(Records from a dataset)
>>>>>
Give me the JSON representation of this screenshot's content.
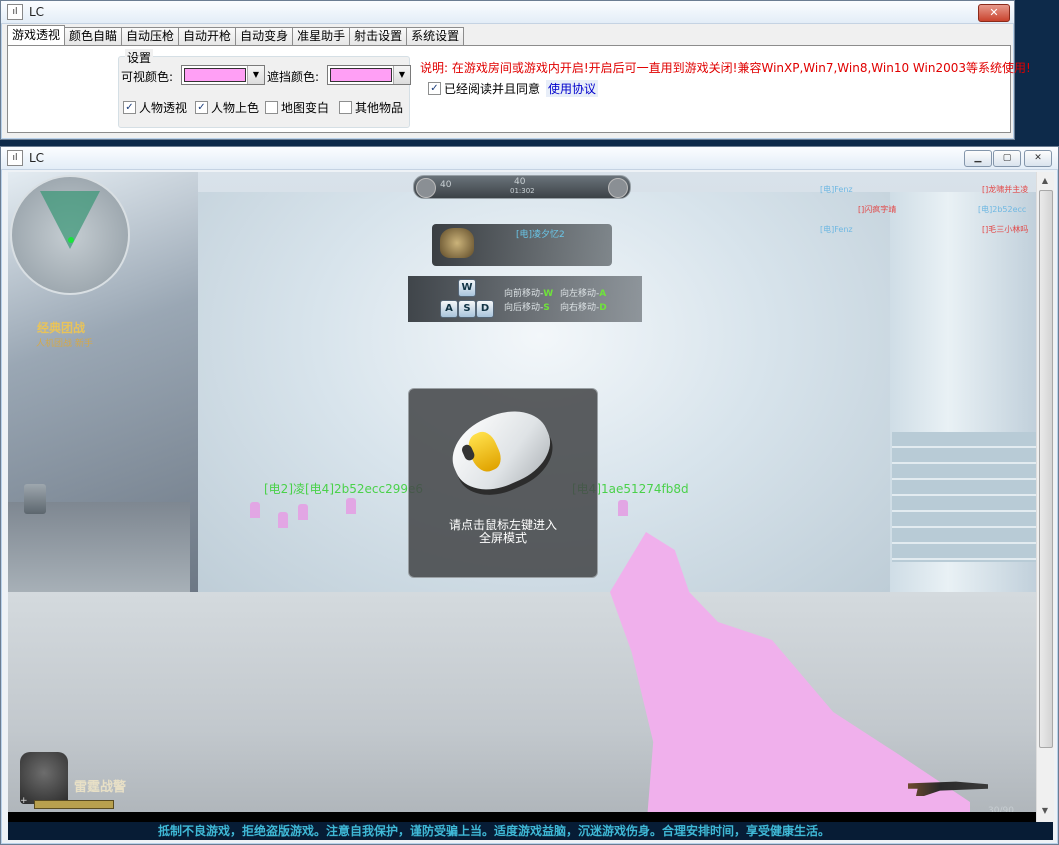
{
  "main_window": {
    "title": "LC",
    "app_icon": "ıl",
    "close_label": "✕",
    "tabs": [
      "游戏透视",
      "颜色自瞄",
      "自动压枪",
      "自动开枪",
      "自动变身",
      "准星助手",
      "射击设置",
      "系统设置"
    ],
    "active_tab": 0,
    "group_title": "设置",
    "visible_color_label": "可视颜色:",
    "visible_color_value": "#ff9ff5",
    "occlusion_color_label": "遮挡颜色:",
    "occlusion_color_value": "#ff9ff5",
    "checkboxes": [
      {
        "label": "人物透视",
        "checked": true
      },
      {
        "label": "人物上色",
        "checked": true
      },
      {
        "label": "地图变白",
        "checked": false
      },
      {
        "label": "其他物品",
        "checked": false
      }
    ],
    "note": "说明: 在游戏房间或游戏内开启!开启后可一直用到游戏关闭!兼容WinXP,Win7,Win8,Win10 Win2003等系统使用!",
    "agree_label": "已经阅读并且同意",
    "agree_checked": true,
    "agreement_link": "使用协议"
  },
  "game_window": {
    "title": "LC",
    "app_icon": "ıl",
    "mode_title": "经典团战",
    "mode_sub": "人机团战 新手",
    "score_left": "40",
    "score_mid": "40",
    "score_small": "01:302",
    "banner_name": "[电]凌夕忆2",
    "keys": [
      "W",
      "A",
      "S",
      "D"
    ],
    "hints": {
      "forward": "向前移动-",
      "forward_key": "W",
      "left": "向左移动-",
      "left_key": "A",
      "back": "向后移动-",
      "back_key": "S",
      "right": "向右移动-",
      "right_key": "D"
    },
    "killfeed": [
      {
        "left": "[电]Fenz",
        "right": "[]龙啸并主凌"
      },
      {
        "left": "[]闪疯字靖",
        "right": "[电]2b52ecc"
      },
      {
        "left": "[电]Fenz",
        "right": "[]毛三小林吗"
      }
    ],
    "enemy_tag_left": "[电2]凌[电4]2b52ecc299e6",
    "enemy_tag_right": "[电4]1ae51274fb8d",
    "popup_text_line1": "请点击鼠标左键进入",
    "popup_text_line2": "全屏模式",
    "soldier_name": "雷霆战警",
    "hp": "100",
    "ammo": "30/90",
    "marquee": "抵制不良游戏，拒绝盗版游戏。注意自我保护，谨防受骗上当。适度游戏益脑，沉迷游戏伤身。合理安排时间，享受健康生活。"
  },
  "colors": {
    "accent_pink": "#ff9ff5",
    "note_red": "#e00000",
    "link_blue": "#0000cc"
  }
}
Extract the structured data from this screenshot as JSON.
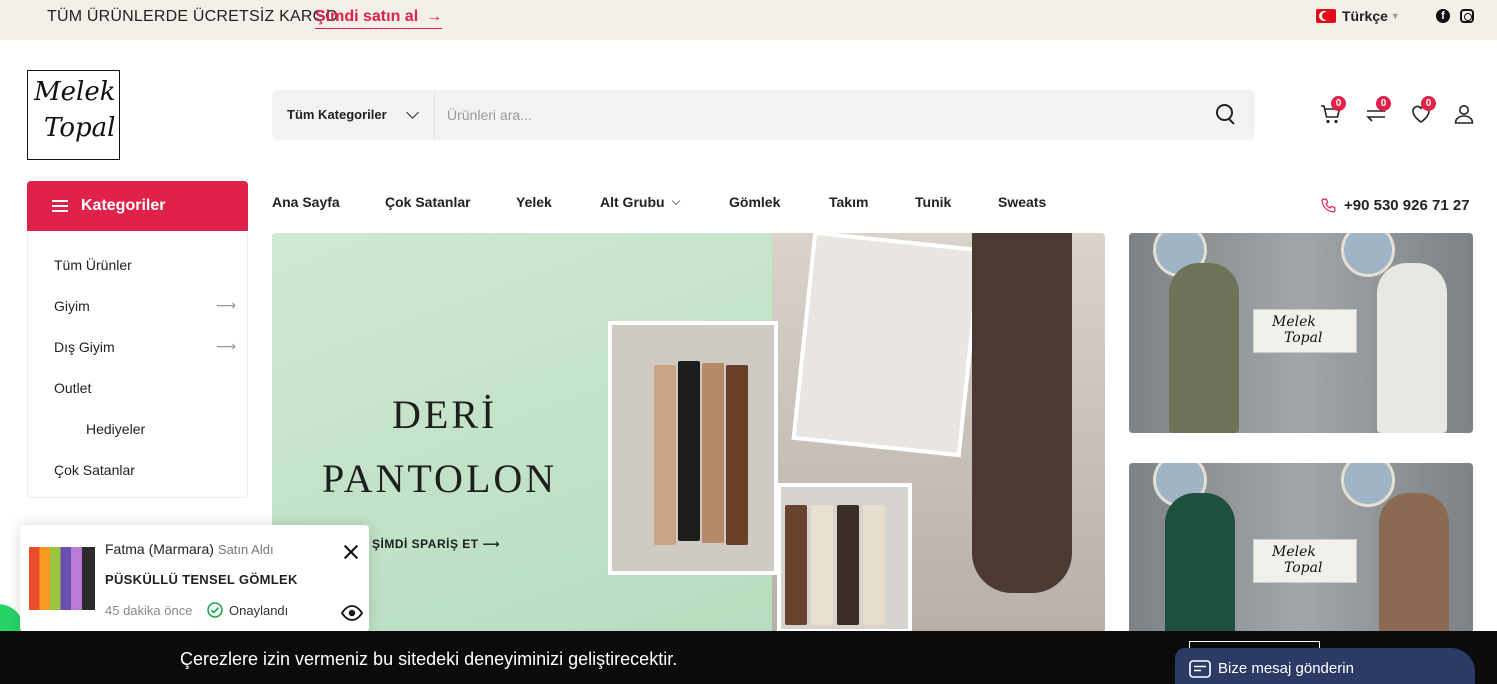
{
  "topbar": {
    "shipping_text": "TÜM ÜRÜNLERDE ÜCRETSİZ KARGO",
    "buy_now": "Şimdi satın al",
    "buy_arrow": "→",
    "language": "Türkçe",
    "social": [
      "facebook-icon",
      "instagram-icon"
    ]
  },
  "header": {
    "logo_line1": "Melek",
    "logo_line2": "Topal",
    "search": {
      "category": "Tüm Kategoriler",
      "placeholder": "Ürünleri ara..."
    },
    "cart_count": "0",
    "compare_count": "0",
    "wishlist_count": "0"
  },
  "nav": {
    "categories_label": "Kategoriler",
    "items": [
      "Ana Sayfa",
      "Çok Satanlar",
      "Yelek",
      "Alt Grubu",
      "Gömlek",
      "Takım",
      "Tunik",
      "Sweats"
    ],
    "phone": "+90 530 926 71 27"
  },
  "sidebar": {
    "items": [
      {
        "label": "Tüm Ürünler",
        "has_children": false
      },
      {
        "label": "Giyim",
        "has_children": true
      },
      {
        "label": "Dış Giyim",
        "has_children": true
      },
      {
        "label": "Outlet",
        "has_children": false
      },
      {
        "label": "Hediyeler",
        "has_children": false
      },
      {
        "label": "Çok Satanlar",
        "has_children": false
      }
    ]
  },
  "hero": {
    "title_line1": "DERİ",
    "title_line2": "PANTOLON",
    "cta": "ŞİMDİ SPARİŞ ET ⟶"
  },
  "side_banners": [
    {
      "logo_line1": "Melek",
      "logo_line2": "Topal"
    },
    {
      "logo_line1": "Melek",
      "logo_line2": "Topal"
    }
  ],
  "popup": {
    "customer": "Fatma (Marmara)",
    "action": "Satın Aldı",
    "product": "PÜSKÜLLÜ TENSEL GÖMLEK",
    "time": "45 dakika önce",
    "verified": "Onaylandı"
  },
  "cookie": {
    "message": "Çerezlere izin vermeniz bu sitedeki deneyiminizi geliştirecektir."
  },
  "chat": {
    "label": "Bize mesaj gönderin"
  },
  "colors": {
    "accent": "#e0214a",
    "topbar_bg": "#f3efe9",
    "cookie_bg": "#0b0b0b",
    "chat_bg": "#2b3b66"
  }
}
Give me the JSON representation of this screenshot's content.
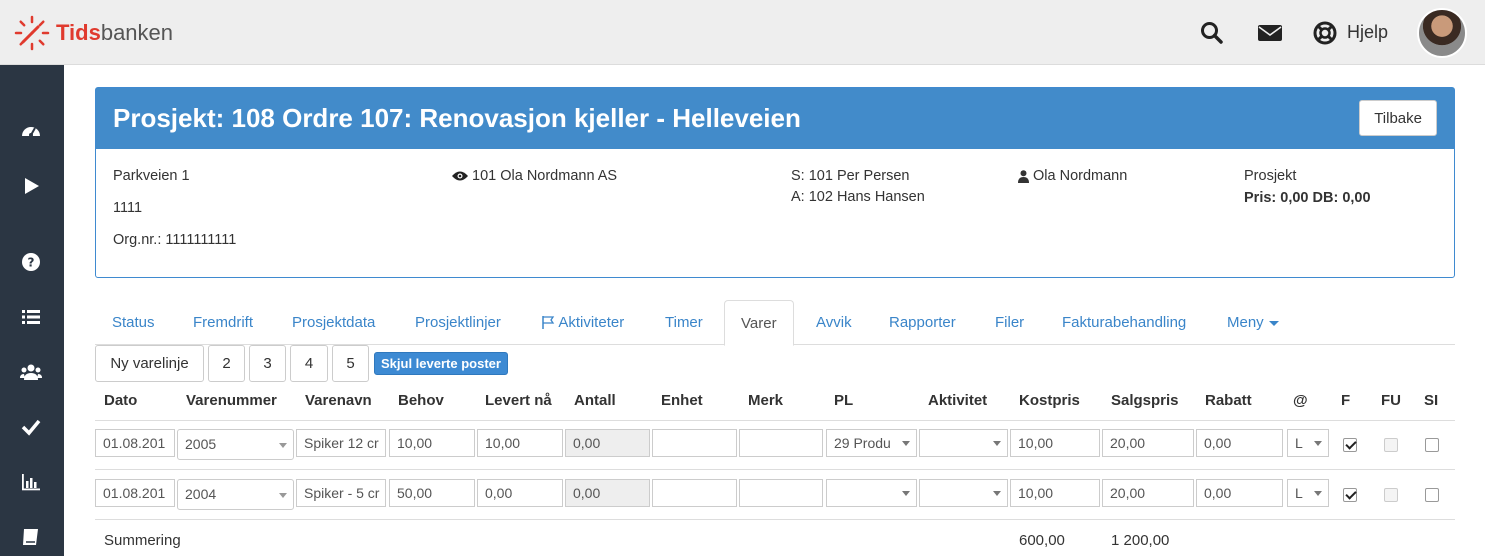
{
  "brand": {
    "name_bold": "Tids",
    "name_rest": "banken"
  },
  "header": {
    "help_label": "Hjelp"
  },
  "project": {
    "title": "Prosjekt: 108 Ordre 107: Renovasjon kjeller - Helleveien",
    "back_label": "Tilbake",
    "address_line1": "Parkveien 1",
    "address_line2": "1111",
    "org_nr": "Org.nr.: 1111111111",
    "customer": "101 Ola Nordmann AS",
    "seller": "S: 101 Per Persen",
    "responsible": "A: 102 Hans Hansen",
    "contact": "Ola Nordmann",
    "type_label": "Prosjekt",
    "price_line": "Pris: 0,00 DB: 0,00"
  },
  "tabs": [
    "Status",
    "Fremdrift",
    "Prosjektdata",
    "Prosjektlinjer",
    "Aktiviteter",
    "Timer",
    "Varer",
    "Avvik",
    "Rapporter",
    "Filer",
    "Fakturabehandling",
    "Meny"
  ],
  "active_tab": "Varer",
  "toolbar": {
    "new_line": "Ny varelinje",
    "pages": [
      "2",
      "3",
      "4",
      "5"
    ],
    "hide_delivered": "Skjul leverte poster"
  },
  "table": {
    "headers": [
      "Dato",
      "Varenummer",
      "Varenavn",
      "Behov",
      "Levert nå",
      "Antall",
      "Enhet",
      "Merk",
      "PL",
      "Aktivitet",
      "Kostpris",
      "Salgspris",
      "Rabatt",
      "@",
      "F",
      "FU",
      "SI"
    ],
    "rows": [
      {
        "dato": "01.08.201",
        "varenummer": "2005",
        "varenavn": "Spiker 12 cr",
        "behov": "10,00",
        "levert": "10,00",
        "antall": "0,00",
        "enhet": "",
        "merk": "",
        "pl": "29 Produ",
        "aktivitet": "",
        "kostpris": "10,00",
        "salgspris": "20,00",
        "rabatt": "0,00",
        "at": "L",
        "f": true,
        "fu": false,
        "si": false
      },
      {
        "dato": "01.08.201",
        "varenummer": "2004",
        "varenavn": "Spiker - 5 cr",
        "behov": "50,00",
        "levert": "0,00",
        "antall": "0,00",
        "enhet": "",
        "merk": "",
        "pl": "",
        "aktivitet": "",
        "kostpris": "10,00",
        "salgspris": "20,00",
        "rabatt": "0,00",
        "at": "L",
        "f": true,
        "fu": false,
        "si": false
      }
    ],
    "summary": {
      "label": "Summering",
      "kostpris": "600,00",
      "salgspris": "1 200,00"
    }
  },
  "colors": {
    "primary": "#428bca",
    "sidebar": "#2b3643",
    "link": "#3a85c9",
    "brand_red": "#e03a2e"
  }
}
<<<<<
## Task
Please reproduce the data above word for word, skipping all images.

## Answer for the task
Give me the JSON representation of this screenshot's content.
{
  "main_window": {
    "title": "LC",
    "app_icon": "ıl",
    "close_label": "✕",
    "tabs": [
      "游戏透视",
      "颜色自瞄",
      "自动压枪",
      "自动开枪",
      "自动变身",
      "准星助手",
      "射击设置",
      "系统设置"
    ],
    "active_tab": 0,
    "group_title": "设置",
    "visible_color_label": "可视颜色:",
    "visible_color_value": "#ff9ff5",
    "occlusion_color_label": "遮挡颜色:",
    "occlusion_color_value": "#ff9ff5",
    "checkboxes": [
      {
        "label": "人物透视",
        "checked": true
      },
      {
        "label": "人物上色",
        "checked": true
      },
      {
        "label": "地图变白",
        "checked": false
      },
      {
        "label": "其他物品",
        "checked": false
      }
    ],
    "note": "说明: 在游戏房间或游戏内开启!开启后可一直用到游戏关闭!兼容WinXP,Win7,Win8,Win10 Win2003等系统使用!",
    "agree_label": "已经阅读并且同意",
    "agree_checked": true,
    "agreement_link": "使用协议"
  },
  "game_window": {
    "title": "LC",
    "app_icon": "ıl",
    "mode_title": "经典团战",
    "mode_sub": "人机团战 新手",
    "score_left": "40",
    "score_mid": "40",
    "score_small": "01:302",
    "banner_name": "[电]凌夕忆2",
    "keys": [
      "W",
      "A",
      "S",
      "D"
    ],
    "hints": {
      "forward": "向前移动-",
      "forward_key": "W",
      "left": "向左移动-",
      "left_key": "A",
      "back": "向后移动-",
      "back_key": "S",
      "right": "向右移动-",
      "right_key": "D"
    },
    "killfeed": [
      {
        "left": "[电]Fenz",
        "right": "[]龙啸并主凌"
      },
      {
        "left": "[]闪疯字靖",
        "right": "[电]2b52ecc"
      },
      {
        "left": "[电]Fenz",
        "right": "[]毛三小林吗"
      }
    ],
    "enemy_tag_left": "[电2]凌[电4]2b52ecc299e6",
    "enemy_tag_right": "[电4]1ae51274fb8d",
    "popup_text_line1": "请点击鼠标左键进入",
    "popup_text_line2": "全屏模式",
    "soldier_name": "雷霆战警",
    "hp": "100",
    "ammo": "30/90",
    "marquee": "抵制不良游戏，拒绝盗版游戏。注意自我保护，谨防受骗上当。适度游戏益脑，沉迷游戏伤身。合理安排时间，享受健康生活。"
  },
  "colors": {
    "accent_pink": "#ff9ff5",
    "note_red": "#e00000",
    "link_blue": "#0000cc"
  }
}
Extract the structured data from this screenshot as JSON.
{
  "topbar": {
    "shipping_text": "TÜM ÜRÜNLERDE ÜCRETSİZ KARGO",
    "buy_now": "Şimdi satın al",
    "buy_arrow": "→",
    "language": "Türkçe",
    "social": [
      "facebook-icon",
      "instagram-icon"
    ]
  },
  "header": {
    "logo_line1": "Melek",
    "logo_line2": "Topal",
    "search": {
      "category": "Tüm Kategoriler",
      "placeholder": "Ürünleri ara..."
    },
    "cart_count": "0",
    "compare_count": "0",
    "wishlist_count": "0"
  },
  "nav": {
    "categories_label": "Kategoriler",
    "items": [
      "Ana Sayfa",
      "Çok Satanlar",
      "Yelek",
      "Alt Grubu",
      "Gömlek",
      "Takım",
      "Tunik",
      "Sweats"
    ],
    "phone": "+90 530 926 71 27"
  },
  "sidebar": {
    "items": [
      {
        "label": "Tüm Ürünler",
        "has_children": false
      },
      {
        "label": "Giyim",
        "has_children": true
      },
      {
        "label": "Dış Giyim",
        "has_children": true
      },
      {
        "label": "Outlet",
        "has_children": false
      },
      {
        "label": "Hediyeler",
        "has_children": false
      },
      {
        "label": "Çok Satanlar",
        "has_children": false
      }
    ]
  },
  "hero": {
    "title_line1": "DERİ",
    "title_line2": "PANTOLON",
    "cta": "ŞİMDİ SPARİŞ ET ⟶"
  },
  "side_banners": [
    {
      "logo_line1": "Melek",
      "logo_line2": "Topal"
    },
    {
      "logo_line1": "Melek",
      "logo_line2": "Topal"
    }
  ],
  "popup": {
    "customer": "Fatma (Marmara)",
    "action": "Satın Aldı",
    "product": "PÜSKÜLLÜ TENSEL GÖMLEK",
    "time": "45 dakika önce",
    "verified": "Onaylandı"
  },
  "cookie": {
    "message": "Çerezlere izin vermeniz bu sitedeki deneyiminizi geliştirecektir."
  },
  "chat": {
    "label": "Bize mesaj gönderin"
  },
  "colors": {
    "accent": "#e0214a",
    "topbar_bg": "#f3efe9",
    "cookie_bg": "#0b0b0b",
    "chat_bg": "#2b3b66"
  }
}
Give me the JSON representation of this screenshot's content.
{
  "brand": {
    "name_bold": "Tids",
    "name_rest": "banken"
  },
  "header": {
    "help_label": "Hjelp"
  },
  "project": {
    "title": "Prosjekt: 108 Ordre 107: Renovasjon kjeller - Helleveien",
    "back_label": "Tilbake",
    "address_line1": "Parkveien 1",
    "address_line2": "1111",
    "org_nr": "Org.nr.: 1111111111",
    "customer": "101 Ola Nordmann AS",
    "seller": "S: 101 Per Persen",
    "responsible": "A: 102 Hans Hansen",
    "contact": "Ola Nordmann",
    "type_label": "Prosjekt",
    "price_line": "Pris: 0,00 DB: 0,00"
  },
  "tabs": [
    "Status",
    "Fremdrift",
    "Prosjektdata",
    "Prosjektlinjer",
    "Aktiviteter",
    "Timer",
    "Varer",
    "Avvik",
    "Rapporter",
    "Filer",
    "Fakturabehandling",
    "Meny"
  ],
  "active_tab": "Varer",
  "toolbar": {
    "new_line": "Ny varelinje",
    "pages": [
      "2",
      "3",
      "4",
      "5"
    ],
    "hide_delivered": "Skjul leverte poster"
  },
  "table": {
    "headers": [
      "Dato",
      "Varenummer",
      "Varenavn",
      "Behov",
      "Levert nå",
      "Antall",
      "Enhet",
      "Merk",
      "PL",
      "Aktivitet",
      "Kostpris",
      "Salgspris",
      "Rabatt",
      "@",
      "F",
      "FU",
      "SI"
    ],
    "rows": [
      {
        "dato": "01.08.201",
        "varenummer": "2005",
        "varenavn": "Spiker 12 cr",
        "behov": "10,00",
        "levert": "10,00",
        "antall": "0,00",
        "enhet": "",
        "merk": "",
        "pl": "29 Produ",
        "aktivitet": "",
        "kostpris": "10,00",
        "salgspris": "20,00",
        "rabatt": "0,00",
        "at": "L",
        "f": true,
        "fu": false,
        "si": false
      },
      {
        "dato": "01.08.201",
        "varenummer": "2004",
        "varenavn": "Spiker - 5 cr",
        "behov": "50,00",
        "levert": "0,00",
        "antall": "0,00",
        "enhet": "",
        "merk": "",
        "pl": "",
        "aktivitet": "",
        "kostpris": "10,00",
        "salgspris": "20,00",
        "rabatt": "0,00",
        "at": "L",
        "f": true,
        "fu": false,
        "si": false
      }
    ],
    "summary": {
      "label": "Summering",
      "kostpris": "600,00",
      "salgspris": "1 200,00"
    }
  },
  "colors": {
    "primary": "#428bca",
    "sidebar": "#2b3643",
    "link": "#3a85c9",
    "brand_red": "#e03a2e"
  }
}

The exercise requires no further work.